The authors found no records of the Rubens family in either Cologne or Antwerp for 1576-1577, thus negating Egidius Gelenius’s statement in 1645 that Rubens was born in Cologne in the Gronfeldsche Hof (89, Appendix 26). Actually when Jan was arrested in 1571 the family lived in the Cologne parish of St. Mauritius (10). The notion of Rubens’s birth in Cologne rather than Siegen apparently is partly due to Maria Pijpelinckx who had Jan Rubens’s epitaph read that he lived in Cologne from 1568 until his death in 1587. This was to secure her and her family’s safe return to Antwerp 53). The uninterrupted stay in Cologne was repeated later by Jan Brant in his Vita of Philip Rubens and by the painter’s nephew Philip in his biography of Peter Paul Rubens (57).
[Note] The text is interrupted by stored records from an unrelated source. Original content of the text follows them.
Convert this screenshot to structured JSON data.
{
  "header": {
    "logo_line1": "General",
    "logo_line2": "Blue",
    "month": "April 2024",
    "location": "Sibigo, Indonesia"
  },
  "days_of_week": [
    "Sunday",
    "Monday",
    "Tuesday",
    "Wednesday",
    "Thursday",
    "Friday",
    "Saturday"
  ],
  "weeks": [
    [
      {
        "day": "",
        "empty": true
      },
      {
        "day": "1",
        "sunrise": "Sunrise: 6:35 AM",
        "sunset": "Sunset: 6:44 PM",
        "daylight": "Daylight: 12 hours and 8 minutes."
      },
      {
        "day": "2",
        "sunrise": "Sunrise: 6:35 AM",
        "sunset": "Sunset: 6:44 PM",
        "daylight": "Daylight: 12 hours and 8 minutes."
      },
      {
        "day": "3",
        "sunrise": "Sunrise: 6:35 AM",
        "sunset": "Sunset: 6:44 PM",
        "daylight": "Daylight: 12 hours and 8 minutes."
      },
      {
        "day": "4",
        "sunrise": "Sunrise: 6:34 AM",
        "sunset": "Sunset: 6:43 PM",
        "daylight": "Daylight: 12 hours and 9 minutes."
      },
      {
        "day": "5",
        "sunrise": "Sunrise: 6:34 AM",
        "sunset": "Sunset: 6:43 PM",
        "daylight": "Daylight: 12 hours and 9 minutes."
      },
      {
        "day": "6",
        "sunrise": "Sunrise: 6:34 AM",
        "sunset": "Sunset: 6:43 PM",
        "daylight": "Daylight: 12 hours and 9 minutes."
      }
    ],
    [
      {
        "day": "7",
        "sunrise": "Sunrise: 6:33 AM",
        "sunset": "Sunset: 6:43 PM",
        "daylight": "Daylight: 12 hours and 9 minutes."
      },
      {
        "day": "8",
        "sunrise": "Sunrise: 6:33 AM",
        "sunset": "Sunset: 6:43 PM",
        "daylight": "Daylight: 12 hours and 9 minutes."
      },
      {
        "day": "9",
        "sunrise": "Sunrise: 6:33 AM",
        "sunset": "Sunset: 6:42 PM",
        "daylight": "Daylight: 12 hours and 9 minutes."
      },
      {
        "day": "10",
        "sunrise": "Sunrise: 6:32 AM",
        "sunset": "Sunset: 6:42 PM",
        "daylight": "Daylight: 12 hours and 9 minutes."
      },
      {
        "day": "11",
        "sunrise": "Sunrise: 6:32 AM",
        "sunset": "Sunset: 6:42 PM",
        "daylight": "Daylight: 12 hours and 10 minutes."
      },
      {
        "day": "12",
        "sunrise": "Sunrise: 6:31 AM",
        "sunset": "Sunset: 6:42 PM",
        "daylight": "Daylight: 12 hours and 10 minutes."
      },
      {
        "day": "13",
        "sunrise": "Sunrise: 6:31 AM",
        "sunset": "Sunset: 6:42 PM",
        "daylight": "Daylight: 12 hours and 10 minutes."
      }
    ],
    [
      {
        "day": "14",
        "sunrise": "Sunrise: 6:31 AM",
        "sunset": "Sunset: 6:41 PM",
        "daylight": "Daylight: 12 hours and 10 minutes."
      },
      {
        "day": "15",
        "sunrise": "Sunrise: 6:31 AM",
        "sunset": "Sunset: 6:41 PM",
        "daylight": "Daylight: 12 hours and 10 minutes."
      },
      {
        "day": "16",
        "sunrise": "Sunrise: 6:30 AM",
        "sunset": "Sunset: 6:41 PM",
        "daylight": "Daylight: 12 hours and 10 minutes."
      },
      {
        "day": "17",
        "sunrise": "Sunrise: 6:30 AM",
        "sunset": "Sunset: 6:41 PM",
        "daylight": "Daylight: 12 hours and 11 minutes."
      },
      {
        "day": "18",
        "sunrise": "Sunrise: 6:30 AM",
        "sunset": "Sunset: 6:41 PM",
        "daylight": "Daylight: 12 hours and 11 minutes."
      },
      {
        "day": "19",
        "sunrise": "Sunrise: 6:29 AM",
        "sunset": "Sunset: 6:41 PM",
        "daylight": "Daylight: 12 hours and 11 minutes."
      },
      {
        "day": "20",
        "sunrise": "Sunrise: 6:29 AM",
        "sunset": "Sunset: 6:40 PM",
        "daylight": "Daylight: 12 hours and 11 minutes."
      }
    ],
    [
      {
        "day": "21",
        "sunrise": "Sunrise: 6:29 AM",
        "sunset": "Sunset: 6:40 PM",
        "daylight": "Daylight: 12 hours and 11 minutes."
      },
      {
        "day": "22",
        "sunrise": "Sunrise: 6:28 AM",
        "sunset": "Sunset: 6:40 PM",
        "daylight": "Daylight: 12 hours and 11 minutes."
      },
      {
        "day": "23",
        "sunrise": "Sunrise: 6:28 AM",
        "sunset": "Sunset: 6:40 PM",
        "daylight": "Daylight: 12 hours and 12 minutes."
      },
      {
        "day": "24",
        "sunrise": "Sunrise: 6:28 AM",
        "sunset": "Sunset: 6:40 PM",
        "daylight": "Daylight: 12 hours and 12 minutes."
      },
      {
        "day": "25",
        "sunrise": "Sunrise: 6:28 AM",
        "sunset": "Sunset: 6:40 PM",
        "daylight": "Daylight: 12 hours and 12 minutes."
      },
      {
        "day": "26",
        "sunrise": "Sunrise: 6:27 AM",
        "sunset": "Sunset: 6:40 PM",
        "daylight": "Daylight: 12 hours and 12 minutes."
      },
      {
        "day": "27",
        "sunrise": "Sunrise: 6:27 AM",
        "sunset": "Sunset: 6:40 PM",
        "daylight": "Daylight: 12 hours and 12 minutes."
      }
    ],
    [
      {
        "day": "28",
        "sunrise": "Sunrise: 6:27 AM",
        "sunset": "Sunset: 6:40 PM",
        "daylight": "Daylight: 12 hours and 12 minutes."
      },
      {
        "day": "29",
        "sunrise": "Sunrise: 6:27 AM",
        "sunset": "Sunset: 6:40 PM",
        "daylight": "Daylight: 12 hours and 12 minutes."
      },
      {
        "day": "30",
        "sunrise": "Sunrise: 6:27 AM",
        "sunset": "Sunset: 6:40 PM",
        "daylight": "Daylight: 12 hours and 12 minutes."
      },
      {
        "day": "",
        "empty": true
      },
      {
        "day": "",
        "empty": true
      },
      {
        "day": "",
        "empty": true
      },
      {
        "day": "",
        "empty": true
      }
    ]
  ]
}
Van deVelde and Valkeneers explain the statement by Rombaut and Tijs in the Nationaal Biografisch Woordenboek that Rubens was born in Antwerp with the fact that several documents list Peter Paul as a citizen of Antwerp (54), possibly because his older brother Philip had obtained official Antwerp citizenship on July 24, 1607 even though he claimed to have been born in Cologne (Appendix 19-21). This was a prerequisite for his post of Secretary of the City of Antwerp, to which he was appointed on January 14, 1609 with his Brabant nationality specifically confirmed by the Archdukes Albert and Isabella. The authors point out that around that time the archdukes may have thought of appointing Peter Paul as their court painter which happened officially September 23 of that year. They also explain why Maria Pijpelinckx’s trip to Antwerp in 1576 or 1577, as Rombaut and Tijs suggest, is highly unlikely 60).
The Vita Petri Pauli Rubenii, first published in 1837 by Baron de Reiffenberg 28) is known today only from later eighteenth-century copies. The authors suggest that the underlying version is closest to the text, probably of 1772, bound in with the Tableau Historique et généalogique de la famille de P. P. Rubens par L.J.A. De Roovere, tome second (Ms. 21740 in fine in the Royal Library, Brussels; Appendix 29, figs. 10-11). Moreover, the article of 1861 on Rubens’s place of birth by L. Ennen in the Annalen des historischen Vereins für den Niederrhein (IX-X, 1861: 216-236) luckily preserves a now lost document from the Historisches Archiv, Cologne. One of the desiderata the authors suggest is to correlate the various Vita versions and to annotate and translate it (29). The authors also established that there was no inscription on Rubens’s tombstone in St. Jacob’s church when it was installed in 1755. The text seen today reproduces that cited by De Piles which apparently had been sent to him by the artist’s nephew Philip (49). The publication ends with a bibliography but no index.